Lemon (or Lime) Curd Is Better Without Sugar—Seriously

43 Save

If you like it, save it!

Save and organize all of the stuff you love in one place.

Got it!

If you like something…

Click the heart, it's called favoriting. Favorite the stuff you like.

Got it!

The inspiration for Honey Lemon Curd came from (blogger and friend) Letty Flatt’s recipe for the same. I loved the idea of exchanging honey for sugar in a recipe where I knew that the honey would be a welcome flavor—in addition to being the sweetener. I decided a make-over of my own lemon curd recipe was in order.

Unlike most, I make lemon curd in one pot over direct heat—a method perfected in my own pastry shop decades ago, where we made lemon curd in gallon-sized batches. I also make lemon curd with whole eggs or a combination of whole eggs and yolks instead of the classic yolks-only recipe, because it produces a tangier lemon flavor. And I strain my curd at the end to remove the grated zest and any stray bits of cooked egg white.

Or enjoy it on plain ole' toast.
Or enjoy it on plain ole' toast. Photo by Bobbi Lin

The first thing I did was substitute 2/3 cups honey for the 1/2 cup sugar in my recipe—this is based on simple math (honey is about 18% water). Imagining that the switch from sugar to honey might make the curd less tangy than I like it, I used the zest of two lemons (as Letty does) instead of just one. This turned out to be a good call. Otherwise, I stuck to my original curd.

The first taste of warm curd (I can never wait!) was good, but not quite as good as I’d hoped for.

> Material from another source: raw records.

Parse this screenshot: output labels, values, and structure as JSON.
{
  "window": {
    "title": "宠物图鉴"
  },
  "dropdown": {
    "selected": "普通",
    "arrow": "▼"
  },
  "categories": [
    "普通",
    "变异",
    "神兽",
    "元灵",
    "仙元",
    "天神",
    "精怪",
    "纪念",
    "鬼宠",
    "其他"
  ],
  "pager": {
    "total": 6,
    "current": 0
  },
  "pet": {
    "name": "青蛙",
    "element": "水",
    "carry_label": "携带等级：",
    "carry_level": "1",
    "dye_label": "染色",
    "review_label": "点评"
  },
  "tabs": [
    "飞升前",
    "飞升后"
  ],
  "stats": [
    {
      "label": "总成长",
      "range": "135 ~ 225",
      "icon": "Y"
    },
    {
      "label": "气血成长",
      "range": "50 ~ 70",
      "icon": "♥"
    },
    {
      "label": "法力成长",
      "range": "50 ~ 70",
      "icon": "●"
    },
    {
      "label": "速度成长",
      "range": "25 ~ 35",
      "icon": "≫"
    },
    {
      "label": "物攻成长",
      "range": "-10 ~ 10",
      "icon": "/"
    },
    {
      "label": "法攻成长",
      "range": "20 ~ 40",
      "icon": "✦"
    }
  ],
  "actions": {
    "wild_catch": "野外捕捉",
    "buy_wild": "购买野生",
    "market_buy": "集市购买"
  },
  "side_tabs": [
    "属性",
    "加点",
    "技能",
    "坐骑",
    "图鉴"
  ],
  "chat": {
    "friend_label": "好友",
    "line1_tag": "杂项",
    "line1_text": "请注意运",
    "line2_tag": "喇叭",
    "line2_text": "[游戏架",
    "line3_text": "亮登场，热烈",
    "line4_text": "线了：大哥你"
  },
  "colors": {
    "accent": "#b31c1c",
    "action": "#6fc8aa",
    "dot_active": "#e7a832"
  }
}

The lemon flavor was tad flat and the honey (which had been delicious right out of the jar) tasted dull. Flavorful sweeteners (like honey)—so delicious in their own right—can mute the flavors of other ingredients in a recipe and end up tasting dull themselves! So: what to do about my honey lemon curd?

Lemon Curd Cake

Lemon Curd Cake by Ali Slagle

Lemon Curd Rolls

Lemon Curd Rolls by Erin McDowell

When flavors need to be brightened, the usual solution is to add sugar, acid and/or salt. Like it or not, one thing must be said about refined white sugar: its perfectly neutral flavor makes other flavors pop. But I didn’t want to use sugar, and lemon curd doesn’t need more acid. So I divided the batch in half and added the tiniest bit of salt to one portion. The addition was transformative. Just a little salt—it works out to 1/16 teaspoon (just measure 1/8th teaspoon and use half of it)—for the whole batch brightened the lemon and brought the honey flavor back to life.

I love this newer version. Try it with lemons or limes.

Honey Lemon (or Lime) Curd

Honey Lemon (or Lime) Curd

Alice Medrich Alice Medrich
Makes 1 1/2 cups
  • 3-4 medium lemons or 6-7 limes
  • 3 large eggs or 1 large egg plus 3 large egg yolks
  • 2/3 cup (225 grams) honey
  • 1/16 teaspoon salt (I use fine sea salt)
  • 6 tablespoons (85 grams) unsalted butter
Go to Recipe

This post originally ran in March. We're running it again because honey lemon curd can be made at any time.

another idea for lemon lovers

How do you enjoy lemon or lime curd? Let us know in the comments!

Automagic Spring Menu Maker!
Automagic Spring Menu Maker!

Tags: Bake, DIY Food, Wellness